Assigned task: Lines in the listing below that include the word "Parc" need to be copied.

Data for the task:
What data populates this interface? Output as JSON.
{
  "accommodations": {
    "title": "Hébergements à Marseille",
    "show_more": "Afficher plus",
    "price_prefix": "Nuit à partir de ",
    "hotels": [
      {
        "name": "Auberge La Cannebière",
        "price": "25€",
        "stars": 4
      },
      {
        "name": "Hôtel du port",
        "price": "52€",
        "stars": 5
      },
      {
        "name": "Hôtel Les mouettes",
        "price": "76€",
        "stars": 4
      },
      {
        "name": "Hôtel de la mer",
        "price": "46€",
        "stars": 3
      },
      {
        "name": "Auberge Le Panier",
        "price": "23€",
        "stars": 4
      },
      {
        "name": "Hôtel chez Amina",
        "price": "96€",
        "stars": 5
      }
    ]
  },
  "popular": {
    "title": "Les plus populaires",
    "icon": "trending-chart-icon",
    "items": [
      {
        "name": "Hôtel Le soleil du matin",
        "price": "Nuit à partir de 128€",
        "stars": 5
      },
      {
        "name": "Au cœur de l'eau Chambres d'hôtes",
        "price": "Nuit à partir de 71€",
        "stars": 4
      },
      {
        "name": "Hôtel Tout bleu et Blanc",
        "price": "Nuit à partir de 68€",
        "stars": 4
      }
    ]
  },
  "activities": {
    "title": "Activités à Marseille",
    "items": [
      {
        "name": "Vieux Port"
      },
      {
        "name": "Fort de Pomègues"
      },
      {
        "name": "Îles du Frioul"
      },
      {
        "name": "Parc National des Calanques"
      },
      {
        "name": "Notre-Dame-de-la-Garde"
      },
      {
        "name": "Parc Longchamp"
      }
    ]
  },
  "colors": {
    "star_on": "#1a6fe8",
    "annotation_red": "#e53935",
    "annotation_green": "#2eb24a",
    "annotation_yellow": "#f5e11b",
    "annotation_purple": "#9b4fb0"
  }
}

Task result:
        "name": "Parc National des Calanques"
        "name": "Parc Longchamp"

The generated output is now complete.